Baldwin homeowner files rare RICO Act suit against Hempstead, workers over claim of botched plumbing job
By Eden Laikin and Collin Nash
A Baldwin homeowner filed a rarely used civil racketeering lawsuit against the Town of Hempstead and two of its employees, claiming they conspired with a contractor to hide town employees' connections to a botched plumbing job at her home.
The lawsuit filed Tuesday under the federal Racketeer Influenced and Corrupt Organizations Act - usually employed in organized crime cases - alleges that the defendants participated in a "pattern of ... bribery, extortion, coercion, mail and wire fraud" linked to conflicts of interest.
Hemsptead spokesman Michael Deery said the complaint, as it relates to a conspiracy by Town of Hempstead officials, has no merit. "The town has been very aggressive in pursuing contractors who did work on the complainant's house," he added.
Janice Crippen alleges that Hempstead building inspectors ignored repeated requests to examine shoddy plumbing work at her home, including improper ventilation, disconnected pipes and no space to install a toilet. She said they advised her to bring her complaint to a town examination board, a member of which owns the company that held the plumbing permit for the renovations.
In the 50-page complaint, filed in State Supreme Court in Mineola, Crippen's attorney, Kenneth Mollins of Melville, alleges that code enforcement officer Carmine Salute falsified town records in order to cover up for town appointed Plumbers Examination Board member Anthony Disabato.

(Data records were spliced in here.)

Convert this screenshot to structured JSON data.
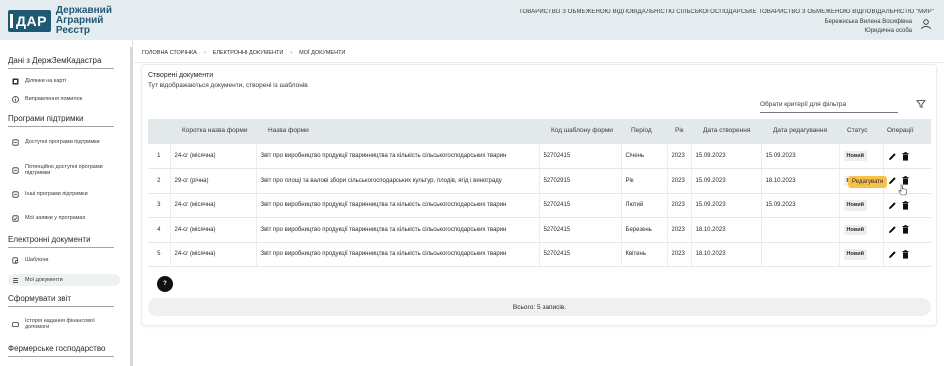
{
  "header": {
    "logo_abbr": "ДАР",
    "logo_line1": "Державний",
    "logo_line2": "Аграрний",
    "logo_line3": "Реєстр",
    "organization": "ТОВАРИСТВО З ОБМЕЖЕНОЮ ВІДПОВІДАЛЬНІСТЮ СІЛЬСЬКОГОСПОДАРСЬКЕ ТОВАРИСТВО З ОБМЕЖЕНОЮ ВІДПОВІДАЛЬНІСТЮ \"МИР\"",
    "user_name": "Бережнська Вилена Восифівна",
    "user_role": "Юридична особа"
  },
  "sidebar": {
    "cut_label": "",
    "sections": {
      "dzk": "Дані з ДержЗемКадастра",
      "support": "Програми підтримки",
      "edocs": "Електронні документи",
      "report": "Сформувати звіт",
      "farm": "Фермерське господарство"
    },
    "items": {
      "plots_on_map": "Ділянки на карті",
      "fix_errors": "Виправлення помилок",
      "available_programs": "Доступні програми підтримки",
      "potential_programs": "Потенційно доступні програми підтримки",
      "other_programs": "Інші програми підтримки",
      "my_applications": "Мої заявки у програмах",
      "templates": "Шаблони",
      "my_documents": "Мої документи",
      "financial_help_history": "Історія надання фінансової допомоги"
    }
  },
  "breadcrumb": {
    "home": "ГОЛОВНА СТОРІНКА",
    "edocs": "ЕЛЕКТРОННІ ДОКУМЕНТИ",
    "my_docs": "МОЇ ДОКУМЕНТИ",
    "separator": "›"
  },
  "main": {
    "title": "Створені документи",
    "subtitle": "Тут відображаються документи, створені із шаблонів",
    "filter_placeholder": "Обрати критерії для фільтра",
    "columns": {
      "short_name": "Коротка назва форми",
      "form_name": "Назва форми",
      "template_code": "Код шаблону форми",
      "period": "Період",
      "year": "Рік",
      "created": "Дата створення",
      "edited": "Дата редагування",
      "status": "Статус",
      "operations": "Операції"
    },
    "rows": [
      {
        "n": "1",
        "short": "24-сг (місячна)",
        "name": "Звіт про виробництво продукції тваринництва та кількість сільськогосподарських тварин",
        "code": "52702415",
        "period": "Січень",
        "year": "2023",
        "created": "15.09.2023",
        "edited": "15.09.2023",
        "status": "Новий"
      },
      {
        "n": "2",
        "short": "29-сг (річна)",
        "name": "Звіт про площі та валові збори сільськогосподарських культур, плодів, ягід і винограду",
        "code": "52702915",
        "period": "Рік",
        "year": "2023",
        "created": "15.09.2023",
        "edited": "18.10.2023",
        "status": "Новий"
      },
      {
        "n": "3",
        "short": "24-сг (місячна)",
        "name": "Звіт про виробництво продукції тваринництва та кількість сільськогосподарських тварин",
        "code": "52702415",
        "period": "Лютий",
        "year": "2023",
        "created": "15.09.2023",
        "edited": "15.09.2023",
        "status": "Новий"
      },
      {
        "n": "4",
        "short": "24-сг (місячна)",
        "name": "Звіт про виробництво продукції тваринництва та кількість сільськогосподарських тварин",
        "code": "52702415",
        "period": "Березень",
        "year": "2023",
        "created": "18.10.2023",
        "edited": "",
        "status": "Новий"
      },
      {
        "n": "5",
        "short": "24-сг (місячна)",
        "name": "Звіт про виробництво продукції тваринництва та кількість сільськогосподарських тварин",
        "code": "52702415",
        "period": "Квітень",
        "year": "2023",
        "created": "18.10.2023",
        "edited": "",
        "status": "Новий"
      }
    ],
    "tooltip": "Редагувати",
    "help_label": "?",
    "total": "Всього: 5 записів."
  },
  "colors": {
    "brand": "#1f5873",
    "header_bg": "#e4ecef",
    "table_header_bg": "#e3e8ea",
    "tooltip_bg": "#f7c24a"
  }
}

A signed inspection record indicates that Salute inspected the underground plumbing at Crippen's house and approved it, four months before, Crippen said, Salute actually came to her home.

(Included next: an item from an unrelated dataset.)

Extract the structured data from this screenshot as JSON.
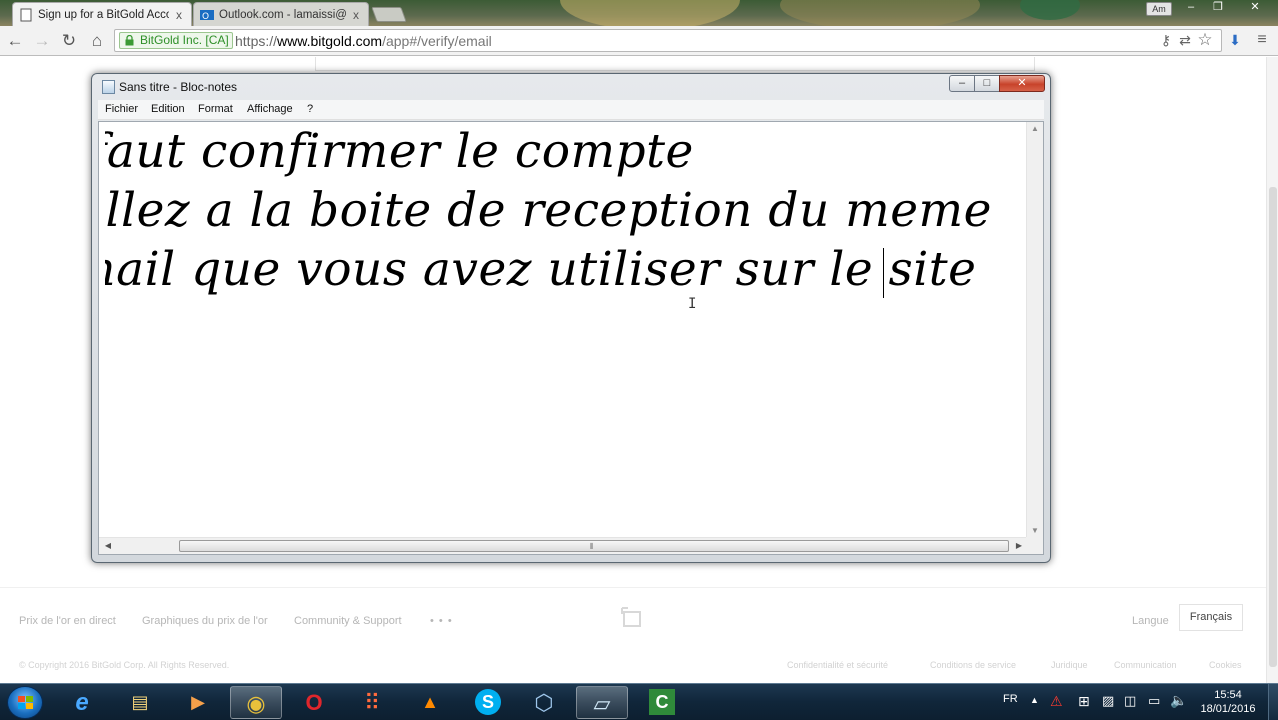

The lawsuit also names as defendants Disabato's Bellmore-based plumbing company, AMD & Associates; Carlos Jaramillo, an employee of AMD; Matco Remodeling Inc. of Wantagh, the general contractor; and Matthew Schwan, a principal of Matco.
In March 2006, town building code charges were brought against three of the five defendants in the suit, including board member Disabato, for creating unsafe conditions at the house.John Powers of Deer Park, attorney for Disabato and Jaramillo, said Jaramillo, a principal of AMD, took out the permit.
The complaint "seems to be a self-serving declaration by an individual who believes poor workmanship was performed by a general contractor," Powers said.
He added that when Crippen's complaints came before the full board, Disabato recused himself.
Crippen filed a complaint last year with the Nassau district attorney. Spokesman Eric Phillips said, "The office is monitoring very closely the substance of any litigation with these types of allegations." Sources close to the probe said the district attorney's office has been investigating the town's building department for more than a year over allegations of inspectors issuing permits in exchange for favors.
In July 2005, Crippen hired Matco - which has since lost its contractor's license because of Crippen's complaints - to renovate the lower level of her Baldwin split level to accommodate her elderly disabled mother. The $37,000 in renovations included expansion of an existing bathroom, structural, electrical and plumbing work.
According to the complaint, the unlicensed workers used by Matco to perform the extensive underground plumbing work botched the job and left the residence practically uninhabitable.
In an interview yesterday, Crippen described the incident as an "unimaginable nightmare" that could have ended tragically.
Copyright © 2007, Newsday Inc.